> _Source records_:
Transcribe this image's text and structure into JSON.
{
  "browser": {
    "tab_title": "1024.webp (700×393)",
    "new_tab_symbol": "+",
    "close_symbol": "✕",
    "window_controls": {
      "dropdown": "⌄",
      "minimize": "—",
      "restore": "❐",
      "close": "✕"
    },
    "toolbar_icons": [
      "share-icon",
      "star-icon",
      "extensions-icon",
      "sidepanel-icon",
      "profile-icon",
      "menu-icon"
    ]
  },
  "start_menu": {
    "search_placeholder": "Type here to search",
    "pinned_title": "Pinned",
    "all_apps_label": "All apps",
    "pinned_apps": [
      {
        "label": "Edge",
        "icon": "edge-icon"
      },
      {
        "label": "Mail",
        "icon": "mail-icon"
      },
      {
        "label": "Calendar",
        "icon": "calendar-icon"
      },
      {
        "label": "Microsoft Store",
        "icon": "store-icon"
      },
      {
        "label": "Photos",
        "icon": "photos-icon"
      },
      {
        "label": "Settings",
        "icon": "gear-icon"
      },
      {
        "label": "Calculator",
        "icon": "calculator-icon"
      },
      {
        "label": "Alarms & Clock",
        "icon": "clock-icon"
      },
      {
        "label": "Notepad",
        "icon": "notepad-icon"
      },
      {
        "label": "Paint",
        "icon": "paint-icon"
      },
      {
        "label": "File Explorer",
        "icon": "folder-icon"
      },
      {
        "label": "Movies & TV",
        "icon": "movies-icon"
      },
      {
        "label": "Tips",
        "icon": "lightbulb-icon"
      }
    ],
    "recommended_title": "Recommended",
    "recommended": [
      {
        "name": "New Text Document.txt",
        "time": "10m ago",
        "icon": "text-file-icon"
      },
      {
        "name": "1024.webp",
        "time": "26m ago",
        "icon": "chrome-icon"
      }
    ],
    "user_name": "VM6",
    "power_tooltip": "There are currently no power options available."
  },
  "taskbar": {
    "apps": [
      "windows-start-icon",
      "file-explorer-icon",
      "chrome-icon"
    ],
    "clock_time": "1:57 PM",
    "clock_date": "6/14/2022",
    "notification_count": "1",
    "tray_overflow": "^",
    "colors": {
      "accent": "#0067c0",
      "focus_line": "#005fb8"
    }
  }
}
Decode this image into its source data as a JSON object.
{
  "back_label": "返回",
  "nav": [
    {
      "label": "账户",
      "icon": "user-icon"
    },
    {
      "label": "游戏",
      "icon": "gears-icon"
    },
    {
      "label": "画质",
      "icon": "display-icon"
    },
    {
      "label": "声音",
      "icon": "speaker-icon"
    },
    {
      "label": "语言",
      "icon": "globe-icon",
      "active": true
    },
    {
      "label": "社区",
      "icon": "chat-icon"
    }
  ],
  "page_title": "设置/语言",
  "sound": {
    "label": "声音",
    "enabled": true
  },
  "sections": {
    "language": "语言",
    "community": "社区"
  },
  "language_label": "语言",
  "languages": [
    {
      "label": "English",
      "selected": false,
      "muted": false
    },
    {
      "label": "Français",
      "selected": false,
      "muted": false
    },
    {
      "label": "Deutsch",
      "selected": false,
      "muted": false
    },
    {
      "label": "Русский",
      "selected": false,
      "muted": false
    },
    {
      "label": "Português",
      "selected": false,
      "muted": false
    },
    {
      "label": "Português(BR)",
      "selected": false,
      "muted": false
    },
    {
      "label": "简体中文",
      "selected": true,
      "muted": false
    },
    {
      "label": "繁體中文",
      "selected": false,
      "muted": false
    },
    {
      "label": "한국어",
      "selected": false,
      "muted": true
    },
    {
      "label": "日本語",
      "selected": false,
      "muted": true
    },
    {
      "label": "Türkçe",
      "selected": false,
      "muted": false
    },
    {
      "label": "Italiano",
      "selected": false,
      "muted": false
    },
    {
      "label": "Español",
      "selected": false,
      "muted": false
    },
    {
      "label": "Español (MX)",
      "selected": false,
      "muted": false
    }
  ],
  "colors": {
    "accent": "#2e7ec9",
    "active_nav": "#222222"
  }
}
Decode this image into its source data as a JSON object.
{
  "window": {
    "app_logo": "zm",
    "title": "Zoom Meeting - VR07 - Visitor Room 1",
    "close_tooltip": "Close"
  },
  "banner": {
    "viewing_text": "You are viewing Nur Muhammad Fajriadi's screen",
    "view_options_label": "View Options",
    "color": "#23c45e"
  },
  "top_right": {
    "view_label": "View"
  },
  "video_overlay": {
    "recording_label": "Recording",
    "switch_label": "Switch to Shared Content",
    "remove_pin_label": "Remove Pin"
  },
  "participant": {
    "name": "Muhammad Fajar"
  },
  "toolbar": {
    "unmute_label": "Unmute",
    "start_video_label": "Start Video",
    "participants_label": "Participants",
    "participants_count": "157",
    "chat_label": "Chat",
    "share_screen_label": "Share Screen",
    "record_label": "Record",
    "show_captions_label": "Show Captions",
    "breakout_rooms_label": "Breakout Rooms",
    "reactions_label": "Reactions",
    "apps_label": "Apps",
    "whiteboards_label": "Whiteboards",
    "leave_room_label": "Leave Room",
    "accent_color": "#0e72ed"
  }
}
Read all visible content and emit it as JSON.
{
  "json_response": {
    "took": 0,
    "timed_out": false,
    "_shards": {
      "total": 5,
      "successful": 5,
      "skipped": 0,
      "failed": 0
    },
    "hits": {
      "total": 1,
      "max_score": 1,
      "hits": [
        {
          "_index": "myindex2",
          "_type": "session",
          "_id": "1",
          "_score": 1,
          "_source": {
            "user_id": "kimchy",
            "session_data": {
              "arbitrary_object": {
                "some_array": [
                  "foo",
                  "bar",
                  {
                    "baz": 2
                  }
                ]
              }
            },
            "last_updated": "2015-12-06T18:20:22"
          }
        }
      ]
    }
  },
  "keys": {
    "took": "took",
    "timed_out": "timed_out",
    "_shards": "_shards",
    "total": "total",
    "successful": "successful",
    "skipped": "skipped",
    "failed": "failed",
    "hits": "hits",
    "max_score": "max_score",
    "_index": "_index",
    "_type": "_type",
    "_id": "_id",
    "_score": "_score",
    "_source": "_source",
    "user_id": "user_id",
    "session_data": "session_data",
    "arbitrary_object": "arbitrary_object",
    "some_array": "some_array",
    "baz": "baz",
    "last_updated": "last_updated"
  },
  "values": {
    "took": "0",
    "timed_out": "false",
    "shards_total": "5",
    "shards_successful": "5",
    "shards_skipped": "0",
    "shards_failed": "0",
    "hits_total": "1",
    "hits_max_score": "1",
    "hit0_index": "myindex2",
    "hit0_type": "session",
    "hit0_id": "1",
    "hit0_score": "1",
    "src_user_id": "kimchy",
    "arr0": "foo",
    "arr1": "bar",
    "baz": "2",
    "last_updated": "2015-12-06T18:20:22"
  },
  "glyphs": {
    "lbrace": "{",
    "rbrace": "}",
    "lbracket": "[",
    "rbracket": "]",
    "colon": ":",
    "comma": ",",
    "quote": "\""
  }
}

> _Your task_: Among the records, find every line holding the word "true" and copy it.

> _Written solution_:
      "active": true
    "enabled": true
      "selected": true,
      "muted": true
      "muted": true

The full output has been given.